Background: Postmenopausal hormone therapy use has been associated with lower colorectal cancer risk in observational studies. However, the role of endogenous sex hormones in colorectal cancer development in postmenopausal women is uncertain. Methods: The relation of colorectal cancer risk with circulating levels of estradiol, estrone, free (bioactive) estradiol, progesterone and sex hormone-binding globulin (SHBG) was determined in a nested case-control study of 1203 postmenopausal women (401 case patients and 802 age and race/ethnicity-matched control patients) enrolled in the Women's Health Initiative Clinical Trial (WHI-CT) who were not assigned to the estrogen-alone or combined estrogen plus progestin intervention groups. We used multivariable-adjusted conditional logistic regression models that included established colorectal cancer risk factors. All statistical tests were two-sided. Results: Comparing extreme quartiles, estrone (odds ratio [OR]q4-q1 = 0.44, 95% confidence interval [CI] = 0.28 to 0.68, P trend =. 001), free estradiol (ORq4-q1 = 0.43, 95% CI = 0.27 to 0.69, P trend ≤. 0001), and total estradiol (ORq4-q1 = 0.58, 95% CI = 0.38 to 0.90, P trend =. 08) were inversely associated with colorectal cancer risk.
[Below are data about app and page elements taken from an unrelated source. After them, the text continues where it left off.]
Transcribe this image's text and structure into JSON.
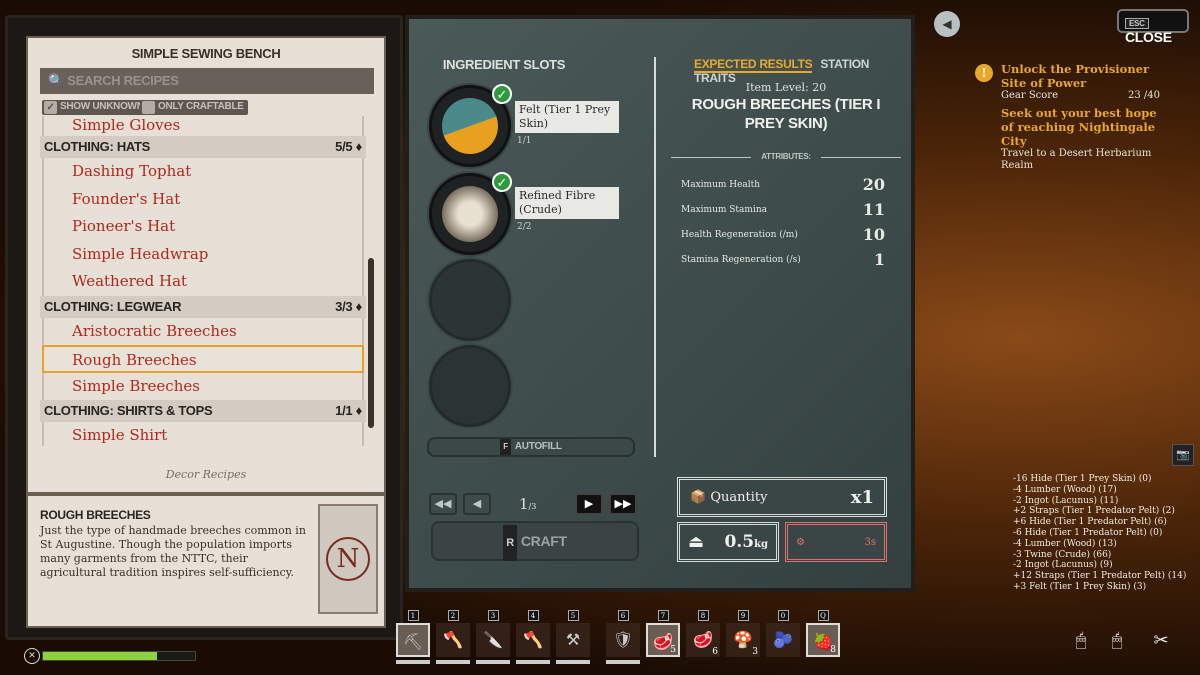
{
  "station": {
    "title": "SIMPLE SEWING BENCH",
    "search_placeholder": "SEARCH RECIPES",
    "show_unknown": "SHOW UNKNOWN",
    "only_craftable": "ONLY CRAFTABLE",
    "show_unknown_checked": true,
    "only_craftable_checked": false
  },
  "recipes": {
    "partial_item": "Simple Gloves",
    "groups": [
      {
        "name": "CLOTHING: HATS",
        "count": "5/5",
        "items": [
          "Dashing Tophat",
          "Founder's Hat",
          "Pioneer's Hat",
          "Simple Headwrap",
          "Weathered Hat"
        ]
      },
      {
        "name": "CLOTHING: LEGWEAR",
        "count": "3/3",
        "items": [
          "Aristocratic Breeches",
          "Rough Breeches",
          "Simple Breeches"
        ]
      },
      {
        "name": "CLOTHING: SHIRTS & TOPS",
        "count": "1/1",
        "items": [
          "Simple Shirt"
        ]
      }
    ],
    "selected": "Rough Breeches",
    "footer": "Decor Recipes"
  },
  "description": {
    "title": "ROUGH BREECHES",
    "text": "Just the type of handmade breeches common in St Augustine. Though the population imports many garments from the NTTC, their agricultural tradition inspires self-sufficiency.",
    "card_letter": "N"
  },
  "ingredients": {
    "title": "INGREDIENT SLOTS",
    "slots": [
      {
        "name": "Felt (Tier 1 Prey Skin)",
        "count": "1/1"
      },
      {
        "name": "Refined Fibre (Crude)",
        "count": "2/2"
      }
    ],
    "autofill_key": "F",
    "autofill": "AUTOFILL"
  },
  "pager": {
    "current": "1",
    "total": "/3"
  },
  "craft": {
    "key": "R",
    "label": "CRAFT"
  },
  "results": {
    "tabs": [
      "EXPECTED RESULTS",
      "STATION TRAITS"
    ],
    "active_tab": "EXPECTED RESULTS",
    "item_level": "Item Level: 20",
    "name": "ROUGH BREECHES (TIER I PREY SKIN)",
    "attributes_label": "ATTRIBUTES:",
    "attributes": [
      {
        "name": "Maximum Health",
        "value": "20"
      },
      {
        "name": "Maximum Stamina",
        "value": "11"
      },
      {
        "name": "Health Regeneration (/m)",
        "value": "10"
      },
      {
        "name": "Stamina Regeneration (/s)",
        "value": "1"
      }
    ],
    "quantity_label": "Quantity",
    "quantity": "x1",
    "weight": "0.5",
    "weight_unit": "kg",
    "time": "3s"
  },
  "close": {
    "key": "ESC",
    "label": "CLOSE"
  },
  "quests": [
    {
      "title": "Unlock the Provisioner Site of Power",
      "sub": "Gear Score",
      "progress": "23 /40"
    },
    {
      "title": "Seek out your best hope of reaching Nightingale City",
      "sub": "Travel to a Desert Herbarium Realm"
    }
  ],
  "log": [
    "-16 Hide (Tier 1 Prey Skin) (0)",
    "-4 Lumber (Wood) (17)",
    "-2 Ingot (Lacunus) (11)",
    "+2 Straps (Tier 1 Predator Pelt) (2)",
    "+6 Hide (Tier 1 Predator Pelt) (6)",
    "-6 Hide (Tier 1 Predator Pelt) (0)",
    "-4 Lumber (Wood) (13)",
    "-3 Twine (Crude) (66)",
    "-2 Ingot (Lacunus) (9)",
    "+12 Straps (Tier 1 Predator Pelt) (14)",
    "+3 Felt (Tier 1 Prey Skin) (3)"
  ],
  "hotbar": [
    {
      "key": "1",
      "icon": "pickaxe-icon",
      "count": ""
    },
    {
      "key": "2",
      "icon": "axe-icon",
      "count": ""
    },
    {
      "key": "3",
      "icon": "knife-icon",
      "count": ""
    },
    {
      "key": "4",
      "icon": "hatchet-icon",
      "count": ""
    },
    {
      "key": "5",
      "icon": "hoe-icon",
      "count": ""
    },
    {
      "key": "6",
      "icon": "shield-icon",
      "count": ""
    },
    {
      "key": "7",
      "icon": "meat-icon",
      "count": "5"
    },
    {
      "key": "8",
      "icon": "meat-icon",
      "count": "6"
    },
    {
      "key": "9",
      "icon": "mushroom-icon",
      "count": "3"
    },
    {
      "key": "0",
      "icon": "berries-icon",
      "count": ""
    },
    {
      "key": "Q",
      "icon": "potion-icon",
      "count": "8"
    }
  ],
  "health": {
    "fraction": 0.75,
    "color": "#8ed040"
  },
  "colors": {
    "accent": "#e8a82a",
    "recipe_text": "#b0281c",
    "panel": "#3a4a4a"
  }
}
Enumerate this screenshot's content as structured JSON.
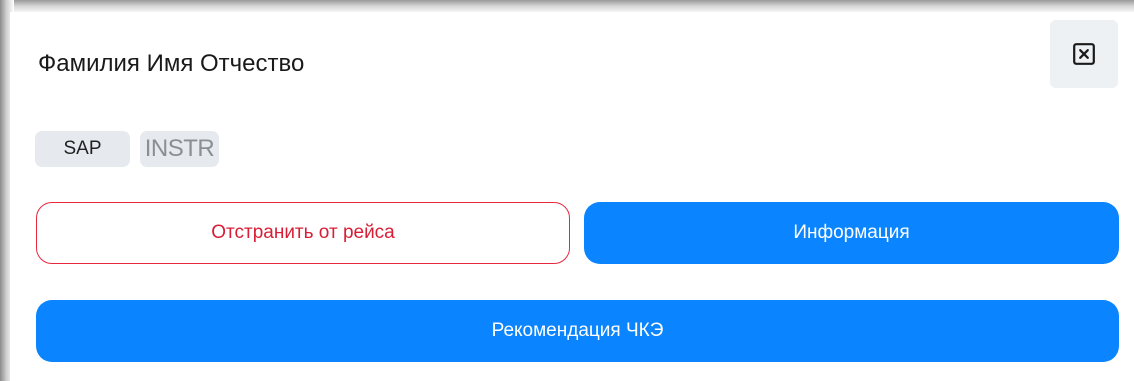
{
  "modal": {
    "title": "Фамилия Имя Отчество",
    "close_icon": "close-square-icon"
  },
  "tags": [
    {
      "label": "SAP"
    },
    {
      "label": "INSTR"
    }
  ],
  "actions": {
    "remove_label": "Отстранить от рейса",
    "info_label": "Информация",
    "recommend_label": "Рекомендация ЧКЭ"
  },
  "colors": {
    "primary": "#0a84ff",
    "danger": "#e8283f",
    "tag_bg": "#e6eaee",
    "close_bg": "#eef1f4"
  }
}
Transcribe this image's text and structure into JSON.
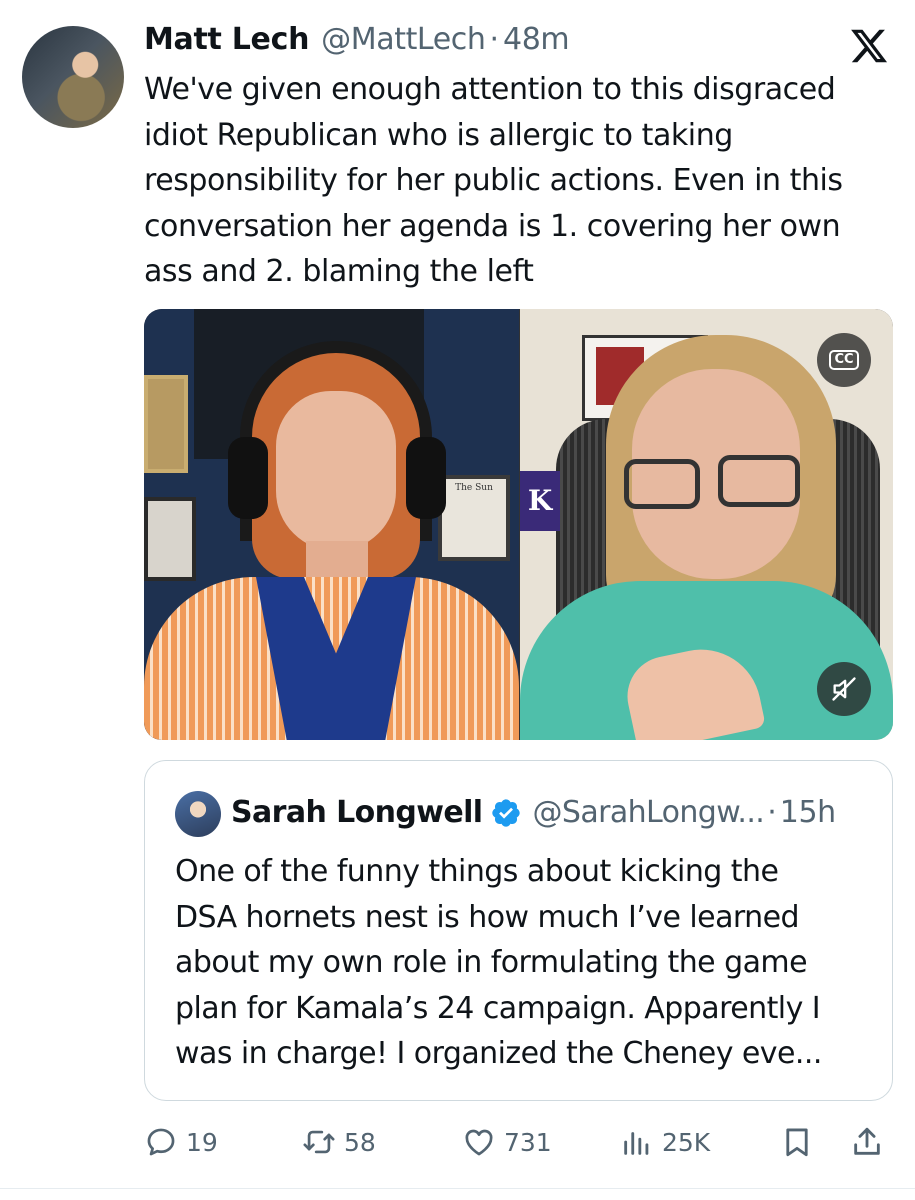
{
  "tweet": {
    "author_name": "Matt Lech",
    "author_handle": "@MattLech",
    "separator": "·",
    "time": "48m",
    "lines": [
      "We've given enough attention to this disgraced",
      "idiot Republican who is allergic to taking",
      "responsibility for her public actions. Even in this",
      "conversation her agenda is 1. covering her own",
      "ass and 2. blaming the left"
    ]
  },
  "media": {
    "cc_label": "CC",
    "newspaper_title": "The Sun",
    "pennant_letter": "K"
  },
  "quoted_tweet": {
    "author_name": "Sarah Longwell",
    "author_handle": "@SarahLongw...",
    "separator": "·",
    "time": "15h",
    "lines": [
      "One of the funny things about kicking the",
      "DSA hornets nest is how much I’ve learned",
      "about my own role in formulating the game",
      "plan for Kamala’s 24 campaign. Apparently I",
      "was in charge! I organized the Cheney eve..."
    ]
  },
  "actions": {
    "replies": "19",
    "reposts": "58",
    "likes": "731",
    "views": "25K"
  },
  "colors": {
    "text": "#0f1419",
    "secondary": "#536471",
    "verified": "#1d9bf0",
    "border": "#cfd9de"
  },
  "icons": [
    "x-logo-icon",
    "cc-icon",
    "mute-icon",
    "verified-icon",
    "reply-icon",
    "repost-icon",
    "like-icon",
    "views-icon",
    "bookmark-icon",
    "share-icon"
  ]
}
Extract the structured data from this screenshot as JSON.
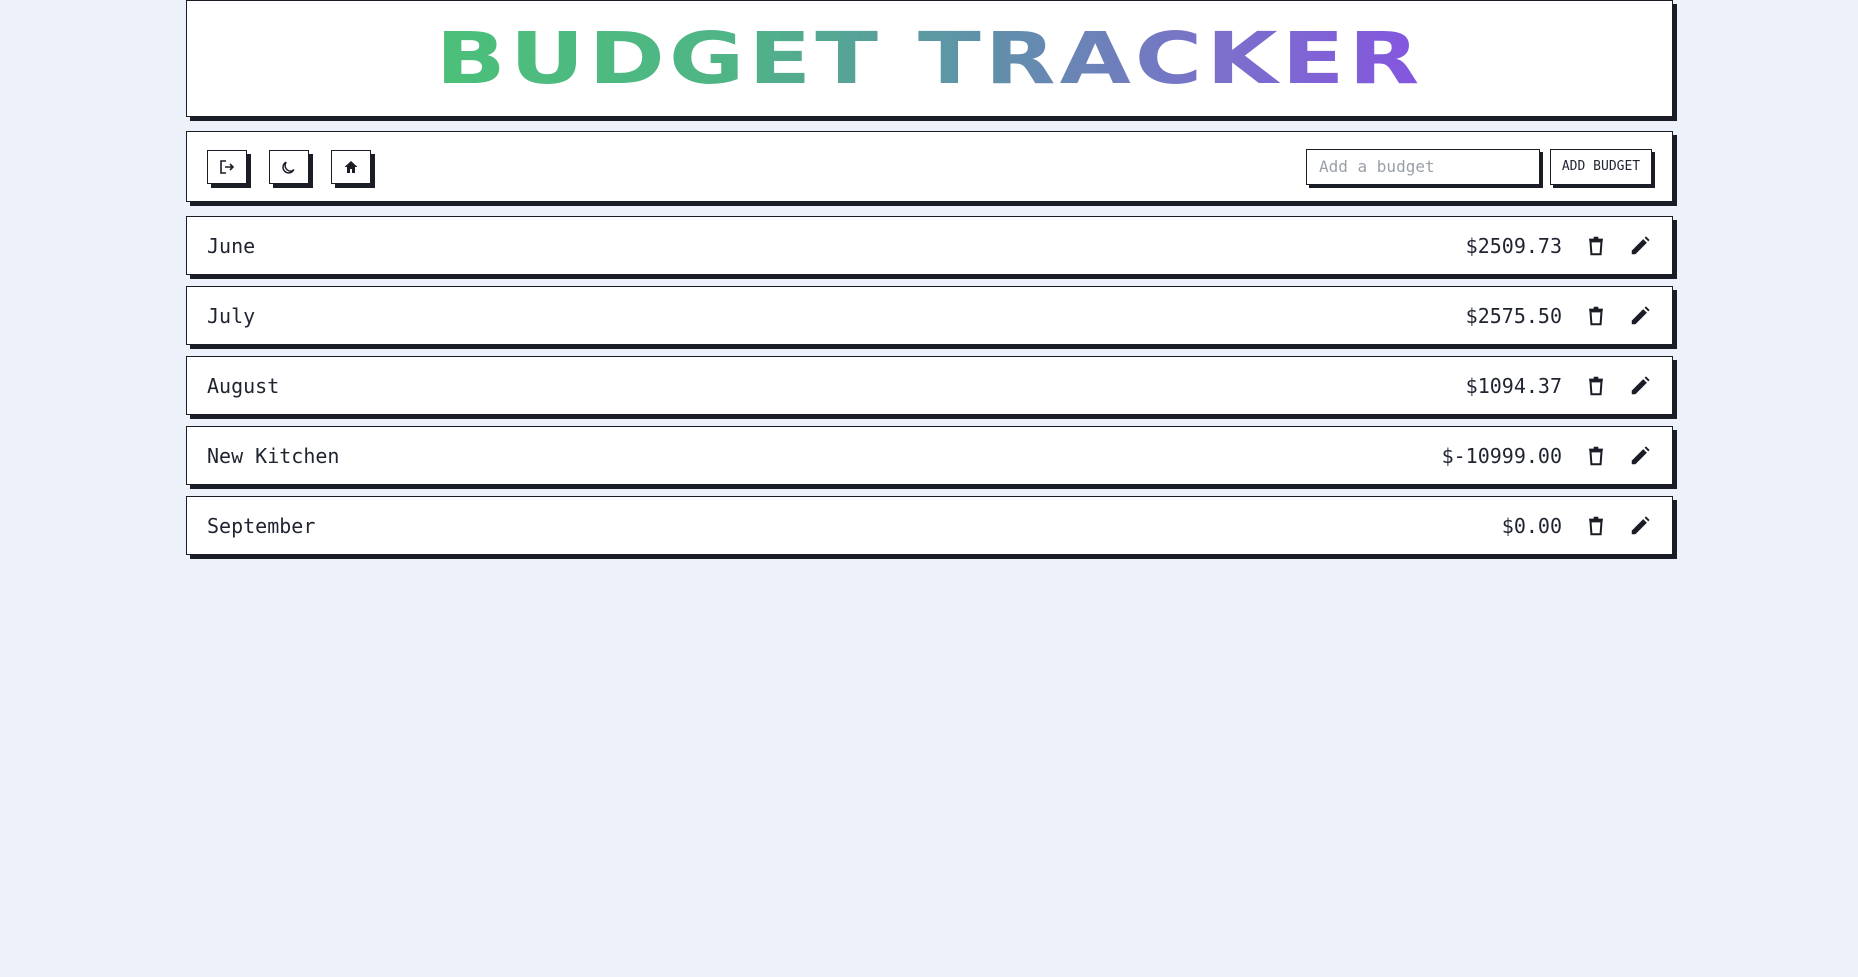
{
  "header": {
    "title": "BUDGET TRACKER"
  },
  "toolbar": {
    "buttons": [
      {
        "icon": "logout-icon"
      },
      {
        "icon": "moon-icon"
      },
      {
        "icon": "home-icon"
      }
    ],
    "input_placeholder": "Add a budget",
    "input_value": "",
    "add_label": "ADD BUDGET"
  },
  "budgets": [
    {
      "name": "June",
      "amount": "$2509.73"
    },
    {
      "name": "July",
      "amount": "$2575.50"
    },
    {
      "name": "August",
      "amount": "$1094.37"
    },
    {
      "name": "New Kitchen",
      "amount": "$-10999.00"
    },
    {
      "name": "September",
      "amount": "$0.00"
    }
  ],
  "colors": {
    "background": "#edf2fa",
    "border": "#1a1d26",
    "title_gradient_start": "#4cc07a",
    "title_gradient_end": "#8455e0"
  }
}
SHBG levels were positively associated with colorectal cancer development (OR[q4-q1] = 2.30, 95% CI = 1.51 to 3.51, P trend ≤. 0001); this association strengthened after further adjustment for estradiol and estrone (ORq4-q1 = 2.50, 95% CI = 1.59 to 3.92, P trend <. 0001). Progesterone was not associated with colorectal cancer risk. Conclusion: Endogenous estrogen levels were inversely, and SHBG levels positively, associated with colorectal cancer risk, even after control for several colorectal cancer risk factors. These results suggest that endogenous estrogens may confer protection against colorectal tumorigenesis among postmenopausal women.
ASJC Scopus subject areas
- Cancer Research